Excerpts from an interface dataset:
§
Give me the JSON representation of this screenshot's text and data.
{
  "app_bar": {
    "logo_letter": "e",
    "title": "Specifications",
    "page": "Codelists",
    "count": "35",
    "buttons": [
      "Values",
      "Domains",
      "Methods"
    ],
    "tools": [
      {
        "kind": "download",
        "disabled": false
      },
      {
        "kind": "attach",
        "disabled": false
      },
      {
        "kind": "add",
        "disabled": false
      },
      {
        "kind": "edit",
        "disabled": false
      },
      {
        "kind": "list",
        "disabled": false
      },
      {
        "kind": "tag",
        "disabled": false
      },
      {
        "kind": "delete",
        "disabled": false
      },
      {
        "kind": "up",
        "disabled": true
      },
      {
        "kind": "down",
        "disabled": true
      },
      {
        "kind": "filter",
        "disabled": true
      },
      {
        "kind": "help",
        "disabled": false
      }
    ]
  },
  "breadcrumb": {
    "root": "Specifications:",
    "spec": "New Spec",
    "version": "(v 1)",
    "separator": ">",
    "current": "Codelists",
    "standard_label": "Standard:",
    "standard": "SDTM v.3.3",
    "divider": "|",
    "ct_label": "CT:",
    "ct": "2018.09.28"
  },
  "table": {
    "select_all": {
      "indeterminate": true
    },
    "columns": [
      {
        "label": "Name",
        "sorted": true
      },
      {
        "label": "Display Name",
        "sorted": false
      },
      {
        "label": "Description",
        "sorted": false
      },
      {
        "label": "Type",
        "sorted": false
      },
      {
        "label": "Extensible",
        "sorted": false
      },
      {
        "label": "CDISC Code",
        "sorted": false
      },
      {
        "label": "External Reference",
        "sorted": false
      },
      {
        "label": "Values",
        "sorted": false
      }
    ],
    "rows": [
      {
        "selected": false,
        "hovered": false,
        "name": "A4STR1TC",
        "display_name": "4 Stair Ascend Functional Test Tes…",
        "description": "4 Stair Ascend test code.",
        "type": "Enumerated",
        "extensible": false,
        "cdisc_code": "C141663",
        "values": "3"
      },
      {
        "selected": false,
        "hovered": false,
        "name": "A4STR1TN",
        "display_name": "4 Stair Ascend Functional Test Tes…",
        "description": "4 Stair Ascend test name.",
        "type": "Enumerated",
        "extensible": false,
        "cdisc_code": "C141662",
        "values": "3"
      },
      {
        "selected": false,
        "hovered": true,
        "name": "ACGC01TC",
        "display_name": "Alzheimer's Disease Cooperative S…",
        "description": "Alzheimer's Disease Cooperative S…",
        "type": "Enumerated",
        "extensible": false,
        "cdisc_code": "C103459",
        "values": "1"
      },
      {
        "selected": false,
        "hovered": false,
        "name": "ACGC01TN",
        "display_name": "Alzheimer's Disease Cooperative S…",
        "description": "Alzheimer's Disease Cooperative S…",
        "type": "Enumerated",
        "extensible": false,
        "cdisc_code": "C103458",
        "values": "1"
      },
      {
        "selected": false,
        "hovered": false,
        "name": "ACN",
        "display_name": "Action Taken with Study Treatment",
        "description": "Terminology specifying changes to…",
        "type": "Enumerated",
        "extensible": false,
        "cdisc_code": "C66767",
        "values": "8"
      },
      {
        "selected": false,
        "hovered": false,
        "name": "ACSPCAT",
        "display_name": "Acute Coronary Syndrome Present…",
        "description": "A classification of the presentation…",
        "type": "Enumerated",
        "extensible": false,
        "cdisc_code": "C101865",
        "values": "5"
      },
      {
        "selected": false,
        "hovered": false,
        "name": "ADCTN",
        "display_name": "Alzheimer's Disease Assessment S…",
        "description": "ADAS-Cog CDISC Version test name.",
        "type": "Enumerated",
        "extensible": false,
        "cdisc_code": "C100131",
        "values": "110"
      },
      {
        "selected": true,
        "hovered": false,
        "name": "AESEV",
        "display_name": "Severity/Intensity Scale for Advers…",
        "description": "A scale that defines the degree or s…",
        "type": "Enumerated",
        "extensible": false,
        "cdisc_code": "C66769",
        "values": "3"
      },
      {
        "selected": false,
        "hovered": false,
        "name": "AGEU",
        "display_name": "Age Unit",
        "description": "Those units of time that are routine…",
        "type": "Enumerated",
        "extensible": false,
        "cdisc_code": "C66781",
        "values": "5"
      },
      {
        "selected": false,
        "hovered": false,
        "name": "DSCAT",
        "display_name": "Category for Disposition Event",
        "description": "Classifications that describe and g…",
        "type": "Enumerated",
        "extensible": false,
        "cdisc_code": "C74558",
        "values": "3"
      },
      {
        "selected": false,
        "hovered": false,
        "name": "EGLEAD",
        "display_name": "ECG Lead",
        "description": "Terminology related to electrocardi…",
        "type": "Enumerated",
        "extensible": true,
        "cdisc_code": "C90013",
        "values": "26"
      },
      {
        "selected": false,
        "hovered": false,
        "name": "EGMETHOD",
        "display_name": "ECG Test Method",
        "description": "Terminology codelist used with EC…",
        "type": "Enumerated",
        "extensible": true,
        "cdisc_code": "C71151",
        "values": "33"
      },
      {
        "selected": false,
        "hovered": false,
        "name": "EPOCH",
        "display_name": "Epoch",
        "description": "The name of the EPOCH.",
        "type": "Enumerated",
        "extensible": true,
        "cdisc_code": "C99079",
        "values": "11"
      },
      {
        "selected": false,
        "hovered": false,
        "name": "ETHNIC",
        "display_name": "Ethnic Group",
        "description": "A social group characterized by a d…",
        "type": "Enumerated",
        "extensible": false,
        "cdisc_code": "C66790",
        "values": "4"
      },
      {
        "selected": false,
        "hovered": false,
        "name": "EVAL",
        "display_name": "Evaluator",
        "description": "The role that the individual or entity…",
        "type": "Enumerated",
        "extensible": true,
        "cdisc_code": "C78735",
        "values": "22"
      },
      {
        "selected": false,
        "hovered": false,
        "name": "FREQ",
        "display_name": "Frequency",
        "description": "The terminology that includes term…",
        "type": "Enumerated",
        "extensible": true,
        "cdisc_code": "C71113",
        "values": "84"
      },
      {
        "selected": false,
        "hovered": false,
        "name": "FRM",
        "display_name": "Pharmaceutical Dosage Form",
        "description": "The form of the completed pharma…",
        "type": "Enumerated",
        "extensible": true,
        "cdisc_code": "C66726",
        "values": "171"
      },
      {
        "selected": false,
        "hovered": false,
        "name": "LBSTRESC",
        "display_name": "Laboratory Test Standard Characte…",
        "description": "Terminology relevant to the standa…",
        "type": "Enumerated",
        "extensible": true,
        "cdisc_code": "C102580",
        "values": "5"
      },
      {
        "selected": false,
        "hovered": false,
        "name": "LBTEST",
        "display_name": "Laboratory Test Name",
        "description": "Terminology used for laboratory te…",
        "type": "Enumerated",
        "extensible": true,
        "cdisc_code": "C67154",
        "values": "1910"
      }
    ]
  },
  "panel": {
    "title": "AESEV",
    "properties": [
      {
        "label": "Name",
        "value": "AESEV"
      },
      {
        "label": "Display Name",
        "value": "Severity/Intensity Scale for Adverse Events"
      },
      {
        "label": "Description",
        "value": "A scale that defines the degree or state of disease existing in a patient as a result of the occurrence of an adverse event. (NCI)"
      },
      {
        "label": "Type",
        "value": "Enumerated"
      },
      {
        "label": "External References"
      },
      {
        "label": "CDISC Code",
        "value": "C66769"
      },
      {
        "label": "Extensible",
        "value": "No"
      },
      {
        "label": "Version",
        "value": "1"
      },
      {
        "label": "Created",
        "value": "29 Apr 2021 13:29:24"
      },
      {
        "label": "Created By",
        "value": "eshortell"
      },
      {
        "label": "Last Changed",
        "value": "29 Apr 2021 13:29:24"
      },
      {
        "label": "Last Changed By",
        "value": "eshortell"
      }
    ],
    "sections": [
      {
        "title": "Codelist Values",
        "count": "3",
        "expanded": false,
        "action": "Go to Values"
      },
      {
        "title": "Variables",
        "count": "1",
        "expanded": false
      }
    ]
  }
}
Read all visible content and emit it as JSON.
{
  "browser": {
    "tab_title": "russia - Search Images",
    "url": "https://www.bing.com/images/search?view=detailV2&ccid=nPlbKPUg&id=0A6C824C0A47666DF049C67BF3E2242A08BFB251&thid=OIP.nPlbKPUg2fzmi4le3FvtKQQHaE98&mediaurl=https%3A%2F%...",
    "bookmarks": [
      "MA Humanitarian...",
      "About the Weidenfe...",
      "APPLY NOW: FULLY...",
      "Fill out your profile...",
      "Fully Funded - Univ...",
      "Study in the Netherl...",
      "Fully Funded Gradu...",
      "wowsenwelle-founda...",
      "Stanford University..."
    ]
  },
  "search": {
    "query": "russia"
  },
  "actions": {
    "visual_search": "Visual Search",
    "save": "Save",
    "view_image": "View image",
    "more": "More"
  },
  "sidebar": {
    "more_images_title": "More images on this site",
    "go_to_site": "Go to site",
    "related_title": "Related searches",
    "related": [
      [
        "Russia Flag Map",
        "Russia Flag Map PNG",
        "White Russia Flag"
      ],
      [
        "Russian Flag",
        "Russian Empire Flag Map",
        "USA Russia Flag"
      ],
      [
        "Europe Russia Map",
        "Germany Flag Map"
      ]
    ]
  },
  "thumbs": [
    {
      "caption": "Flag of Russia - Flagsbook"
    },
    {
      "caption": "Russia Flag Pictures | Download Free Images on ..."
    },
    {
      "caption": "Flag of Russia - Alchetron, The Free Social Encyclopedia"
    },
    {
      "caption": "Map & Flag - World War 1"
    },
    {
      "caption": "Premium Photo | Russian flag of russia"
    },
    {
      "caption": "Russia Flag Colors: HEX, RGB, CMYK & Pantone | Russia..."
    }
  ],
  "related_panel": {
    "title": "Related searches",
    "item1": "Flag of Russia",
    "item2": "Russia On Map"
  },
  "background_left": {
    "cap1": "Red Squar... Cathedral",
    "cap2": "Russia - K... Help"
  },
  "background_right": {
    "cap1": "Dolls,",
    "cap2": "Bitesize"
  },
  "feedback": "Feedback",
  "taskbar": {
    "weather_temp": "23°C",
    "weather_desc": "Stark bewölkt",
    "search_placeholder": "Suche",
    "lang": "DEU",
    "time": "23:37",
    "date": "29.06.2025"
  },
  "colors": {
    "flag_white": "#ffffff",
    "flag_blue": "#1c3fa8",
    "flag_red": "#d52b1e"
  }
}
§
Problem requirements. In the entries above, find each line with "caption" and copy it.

Answer to the problem.
      "caption": "Flag of Russia - Flagsbook"
      "caption": "Russia Flag Pictures | Download Free Images on ..."
      "caption": "Flag of Russia - Alchetron, The Free Social Encyclopedia"
      "caption": "Map & Flag - World War 1"
      "caption": "Premium Photo | Russian flag of russia"
      "caption": "Russia Flag Colors: HEX, RGB, CMYK & Pantone | Russia..."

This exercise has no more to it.